The world is in a time of transition. Globalisation, increasing movement of people across national boundaries, environmental challenges, religious conflicts,
emerging economies and a multi-polar world all demand shifts in thinking to resolve age-old human dilemmas and problems.
Many of the solutions offered for resolving today’s challenges, seem tired, out dated and inadequate. They and the institutions created to propagate them stem primarily from the worldview of the West, which has been dominant in world affairs for almost half a millennium. This worldview in turn has been profoundly shaped by the history, myths, intellectual traditions and religious beliefs particular to Europe and America.
As the pendulum swings once again towards Asia and emerging economies and powers stir and find their cultural voices, we stand at a moment of opportunity. Many of us could be dismissive of the world’s diverse voices as we are wont to do – especially when they challenge long-held beliefs. Or we could admit new paradigms, disruptive as they may be to the privileged position of the West, yet promising in their ability to shape the world anew not only for the benefit of Westerners, but for the humanity.
One of the old paradigms which we have all heard is presupposed in the phrase “good news” used by Christians. (The phrase “good news” is a literal translation of the word gospel.) The Christian Good News is usually associated with the saving acts of God through the sacrifice on the cross of his only son, Jesus Christ, for the atonement of the sins of humanity. Yet Hindus find such atonement unnecessary. For man is not inherently sinful, but divine. And every one of us is endowed with the same potential as Jesus, to uncover this divinity within ourselves in the here and now – without the need for someone else’s past sacrifice. To explain this empowering idea I have coined the term, “Hindu Good News”™
Such glad tidings are only a glimpse into the Hindu Good News™, which exalts man’s own potentialities, emphasises the essential unity of God, man and the cosmos, and insists that diversity rather than uniformity is the truest understanding of reality. Some of the key promises of such a worldview include the following:
- There is no such thing as Original Sin in the typical Christian sense. We are all originally divine as described by the Sanskrit term, sat-chit-ananda
- Historical prophets and messiahs do not control access to spiritual truth, as in Christianity and most Abrahamic religions. Yoga and related spiritual practices allow us to achieve a state of freedom from history – including historically shaped communal identities, races, bloodlines, and claims of religious exclusivity based on some unique historical event. In other words, we are not dependent on historical prophets, or the institutions of power that evolved based on them.
- There is no fundamental conflict between dharma and science, nor has there been any in the past in the dharma traditions.
- There need be no fear of “chaos” as in much Western cosmology and myth. What is often considered chaotic in the negative sense is merely the natural and normal manifestation of reality. It is only the limits of human cognition that misinterpret nature’s complexity, viewing it as fearful and evil, and worthy of annihilation.

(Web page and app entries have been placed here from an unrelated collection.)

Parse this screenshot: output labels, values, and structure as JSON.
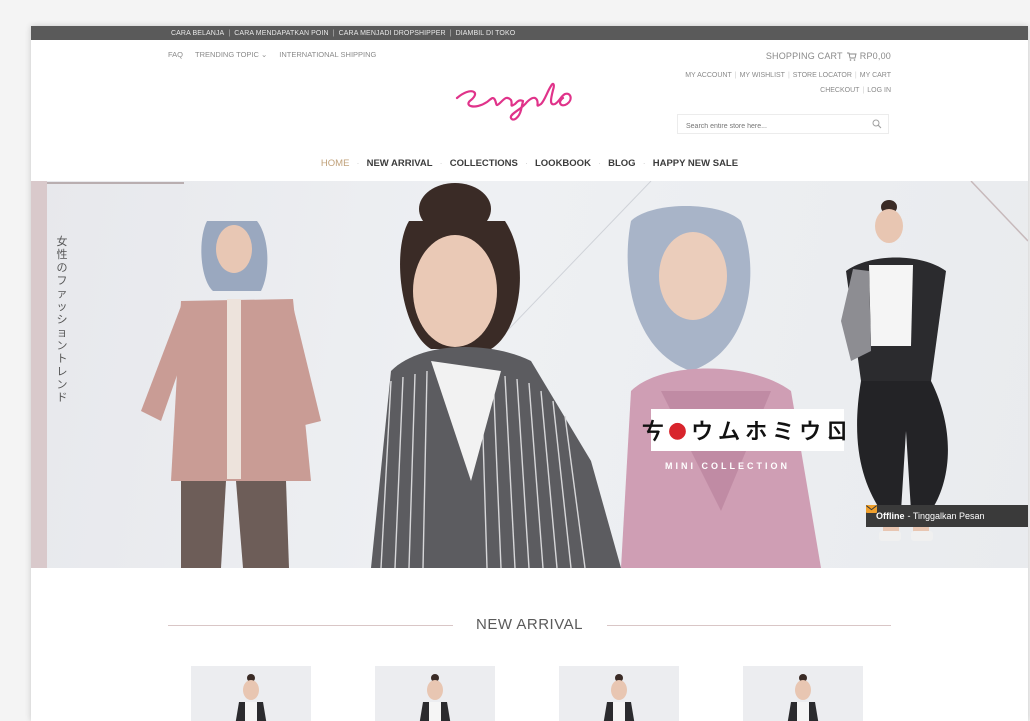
{
  "topbar": {
    "links": [
      "CARA BELANJA",
      "CARA MENDAPATKAN POIN",
      "CARA MENJADI DROPSHIPPER",
      "DIAMBIL DI TOKO"
    ]
  },
  "header": {
    "left_links": [
      "FAQ",
      "TRENDING TOPIC ⌄",
      "INTERNATIONAL SHIPPING"
    ],
    "logo_text": "Encyclo",
    "cart_label": "SHOPPING CART",
    "cart_amount": "RP0,00",
    "account_links_row1": [
      "MY ACCOUNT",
      "MY WISHLIST",
      "STORE LOCATOR",
      "MY CART"
    ],
    "account_links_row2": [
      "CHECKOUT",
      "LOG IN"
    ],
    "search_placeholder": "Search entire store here..."
  },
  "nav": {
    "items": [
      "HOME",
      "NEW ARRIVAL",
      "COLLECTIONS",
      "LOOKBOOK",
      "BLOG",
      "HAPPY NEW SALE"
    ],
    "active_index": 0
  },
  "hero": {
    "vertical_text": "女性のファッショントレンド",
    "brand_chars": [
      "ㄘ",
      "●",
      "ウ",
      "ム",
      "ホ",
      "ミ",
      "ウ",
      "ㄖ"
    ],
    "subtitle": "MINI COLLECTION",
    "icons": [
      "mannequin-figure-1",
      "mannequin-figure-2",
      "mannequin-figure-3",
      "mannequin-figure-4"
    ]
  },
  "chat": {
    "status": "Offline",
    "message": "- Tinggalkan Pesan"
  },
  "section": {
    "title": "NEW ARRIVAL"
  },
  "colors": {
    "accent": "#c0a17a",
    "logo_pink": "#e0338a",
    "topbar": "#5a5a5a",
    "chat_bg": "#3a3a3a"
  }
}
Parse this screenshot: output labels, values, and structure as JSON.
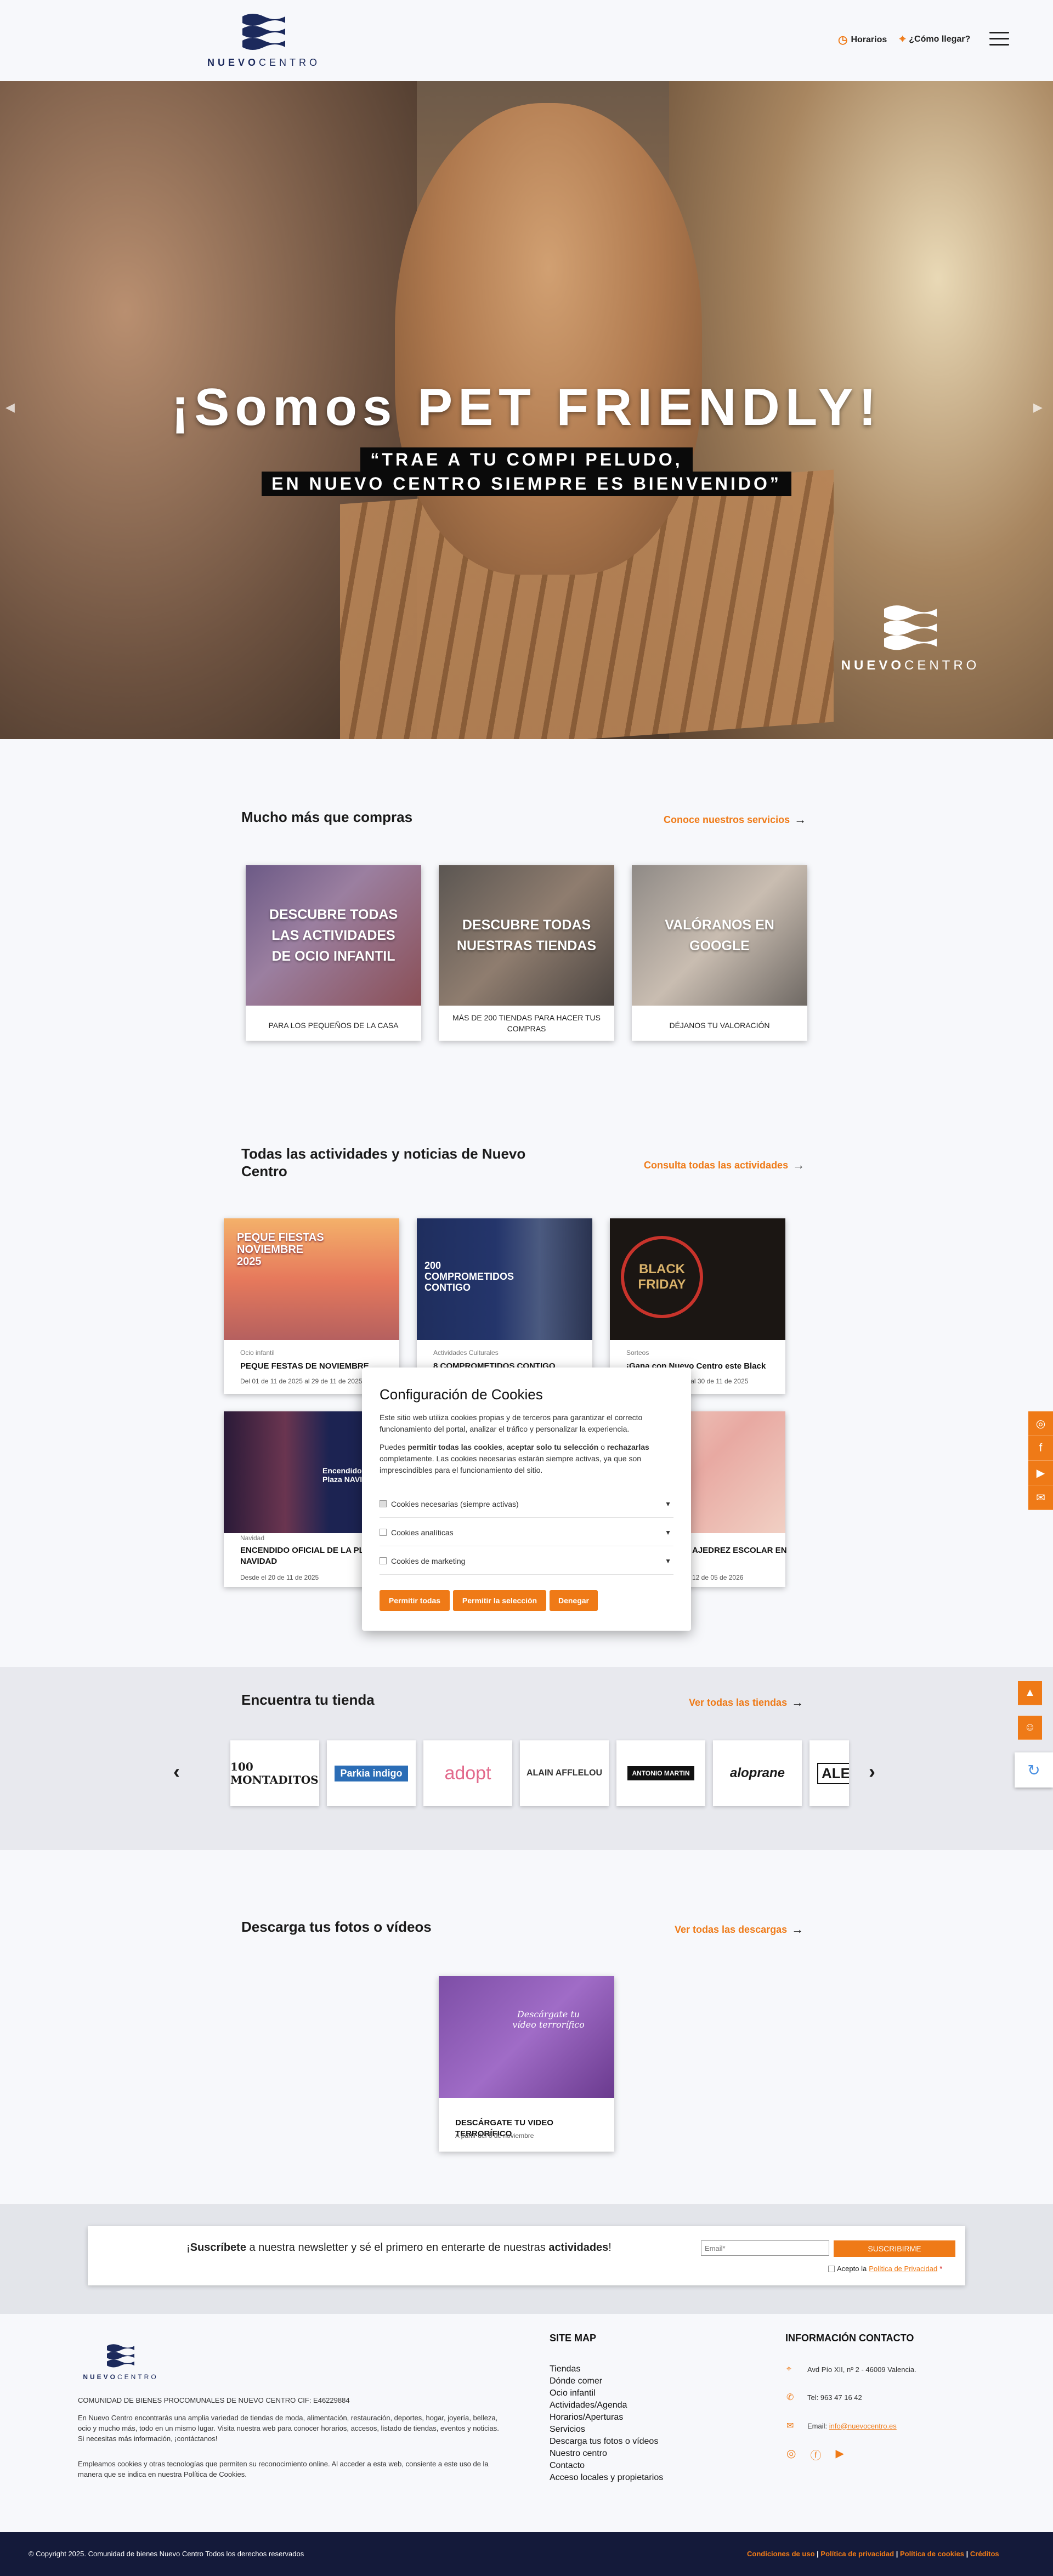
{
  "header": {
    "logo_word_bold": "NUEVO",
    "logo_word_light": "CENTRO",
    "hours": "Horarios",
    "directions": "¿Cómo llegar?"
  },
  "hero": {
    "title": "¡Somos PET FRIENDLY!",
    "line1": "“TRAE A TU COMPI PELUDO,",
    "line2": "EN NUEVO CENTRO SIEMPRE ES BIENVENIDO”",
    "logo_word_bold": "NUEVO",
    "logo_word_light": "CENTRO"
  },
  "services": {
    "title": "Mucho más que compras",
    "link": "Conoce nuestros servicios",
    "cards": [
      {
        "label": "DESCUBRE TODAS LAS ACTIVIDADES DE OCIO INFANTIL",
        "caption": "PARA LOS PEQUEÑOS DE LA CASA"
      },
      {
        "label": "DESCUBRE TODAS NUESTRAS TIENDAS",
        "caption": "MÁS DE 200 TIENDAS PARA HACER TUS COMPRAS"
      },
      {
        "label": "VALÓRANOS EN GOOGLE",
        "caption": "DÉJANOS TU VALORACIÓN"
      }
    ]
  },
  "activities": {
    "title": "Todas las actividades y noticias de Nuevo Centro",
    "link": "Consulta todas las actividades",
    "cards": [
      {
        "category": "Ocio infantil",
        "title": "PEQUE FESTAS DE NOVIEMBRE",
        "date": "Del 01 de 11 de 2025 al 29 de 11 de 2025",
        "img_text": "PEQUE FIESTAS NOVIEMBRE 2025"
      },
      {
        "category": "Actividades Culturales",
        "title": "8 COMPROMETIDOS CONTIGO",
        "date": "",
        "img_text": "200 COMPROMETIDOS CONTIGO"
      },
      {
        "category": "Sorteos",
        "title": "¡Gana con Nuevo Centro este Black Friday!",
        "date": "Del 10 de 11 de 2025 al 30 de 11 de 2025",
        "img_text": "BLACK FRIDAY"
      },
      {
        "category": "Navidad",
        "title": "ENCENDIDO OFICIAL DE LA PLAZA NAVIDAD",
        "date": "Desde el 20 de 11 de 2025",
        "img_text": "Encendido de la Plaza NAVIDAD"
      },
      {
        "category": "",
        "title": "AJEDREZ ESCOLAR EN",
        "date": "12 de 05 de 2026",
        "img_text": ""
      }
    ]
  },
  "cookie": {
    "title": "Configuración de Cookies",
    "p1": "Este sitio web utiliza cookies propias y de terceros para garantizar el correcto funcionamiento del portal, analizar el tráfico y personalizar la experiencia.",
    "p2a": "Puedes ",
    "p2b": "permitir todas las cookies",
    "p2c": ", ",
    "p2d": "aceptar solo tu selección",
    "p2e": " o ",
    "p2f": "rechazarlas",
    "p2g": " completamente. Las cookies necesarias estarán siempre activas, ya que son imprescindibles para el funcionamiento del sitio.",
    "opt1": "Cookies necesarias (siempre activas)",
    "opt2": "Cookies analíticas",
    "opt3": "Cookies de marketing",
    "btn_all": "Permitir todas",
    "btn_sel": "Permitir la selección",
    "btn_deny": "Denegar"
  },
  "stores": {
    "title": "Encuentra tu tienda",
    "link": "Ver todas las tiendas",
    "logos": [
      "100 MONTADITOS",
      "Parkia indigo",
      "adopt",
      "ALAIN AFFLELOU",
      "ANTONIO MARTIN",
      "aloprane",
      "ALE"
    ]
  },
  "downloads": {
    "title": "Descarga tus fotos o vídeos",
    "link": "Ver todas las descargas",
    "card_title": "DESCÁRGATE TU VIDEO TERRORÍFICO",
    "card_date": "A partir del 6 de noviembre",
    "img_text": "Descárgate tu vídeo terrorífico"
  },
  "newsletter": {
    "t1": "¡",
    "t2": "Suscríbete",
    "t3": " a nuestra newsletter y sé el primero en enterarte de nuestras ",
    "t4": "actividades",
    "t5": "!",
    "email_placeholder": "Email*",
    "button": "SUSCRIBIRME",
    "accept": "Acepto la ",
    "privacy": "Política de Privacidad",
    "req": " *"
  },
  "footer": {
    "logo_word_bold": "NUEVO",
    "logo_word_light": "CENTRO",
    "cif": "COMUNIDAD DE BIENES PROCOMUNALES DE NUEVO CENTRO CIF: E46229884",
    "desc1": "En Nuevo Centro encontrarás una amplia variedad de tiendas de moda, alimentación, restauración, deportes, hogar, joyería, belleza, ocio y mucho más, todo en un mismo lugar. Visita nuestra web para conocer horarios, accesos, listado de tiendas, eventos y noticias. Si necesitas más información, ¡contáctanos!",
    "desc2": "Empleamos cookies y otras tecnologías que permiten su reconocimiento online. Al acceder a esta web, consiente a este uso de la manera que se indica en nuestra Política de Cookies.",
    "sitemap_title": "SITE MAP",
    "sitemap": [
      "Tiendas",
      "Dónde comer",
      "Ocio infantil",
      "Actividades/Agenda",
      "Horarios/Aperturas",
      "Servicios",
      "Descarga tus fotos o vídeos",
      "Nuestro centro",
      "Contacto",
      "Acceso locales y propietarios"
    ],
    "contact_title": "INFORMACIÓN CONTACTO",
    "address": "Avd Pío XII, nº 2 - 46009 Valencia.",
    "phone": "Tel: 963 47 16 42",
    "email_label": "Email: ",
    "email": "info@nuevocentro.es",
    "copyright": "© Copyright 2025. Comunidad de bienes Nuevo Centro Todos los derechos reservados",
    "legal": [
      "Condiciones de uso",
      "Política de privacidad",
      "Política de cookies",
      "Créditos"
    ]
  },
  "colors": {
    "accent": "#ef7a17",
    "navy": "#1c2a5c",
    "footer_bar": "#141a3a"
  }
}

- A blissful human life is possible while remaining respectful of nature. Nature need not be ravaged in order to “advance” and “progress” – indeed our own evolution would be hastened without the violation of the web of interconnectivity that sustains us.
- There is no need for any centralised religious authority whatsoever to advance us to our ultimate potential. One may experiment and discover one’s own path using the discoveries and tools of past exemplars as guidelines.
- Mutual respect among all faiths and traditions is a matter of principle in Hinduism, not a bow to “political correctness” or a grudging necessity imposed from without. It goes far beyond mere “tolerance” for others who follow different paths. We reject claims of exclusiveness and mandates to convert others to one’s own religion.
Rajiv Malhotra can be contacted at: